The case was assigned to Bankruptcy Judge Robert Drain in the Southern District of New York.
Among the arguments of the states and municipalities are that drug manufacturers, distributors, and pharmacy chains conducted illegal marketing campaigns to promote painkillers, failed to properly monitor orders, and ignored alarms about unusually frequent retail sales, Bloomberg reports.
U.S. government data show that the number of opiate drug overdose deaths increased from 8,000 in 1999 to 47,600 in 2017.
In October 2017, the White House declared the opioid epidemic as a public health emergency, and launched measures to fight it.
One of the most dangerous opioids is fentanyl, and President Trump has urged his administration to solve the crisis it represents for public health, and has been attentive to the process of finding solutions to the problem.
Likewise, Senator Rob Portman, who introduced the STOP ACT bill, spoke before the Senate about the drug: “It is 50 times more powerful than heroin. It is very inexpensive. It is coming primarily from China and coming primarily through our U.S. Postal Service, if you can believe it.”
The STOP ACT, which has already been passed, requires the postal service to identify both the contents and sender of packages arriving through it, among other provisions.
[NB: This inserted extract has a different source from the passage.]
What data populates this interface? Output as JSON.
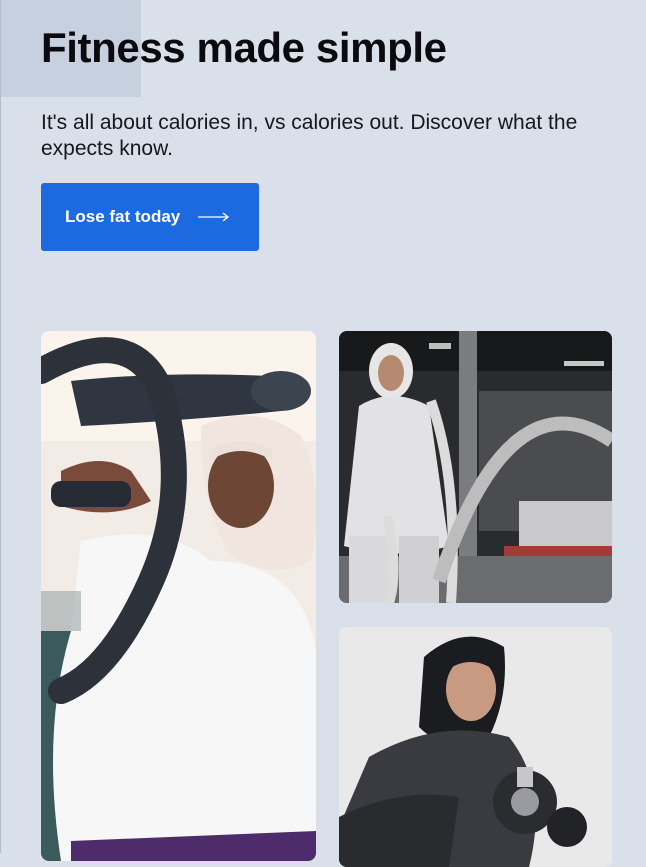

Fox News reported that this law is intended to combat the entry into the country of opioids and other illicit drugs, which are believed to arrive through the postal service, mainly from China and Mexico.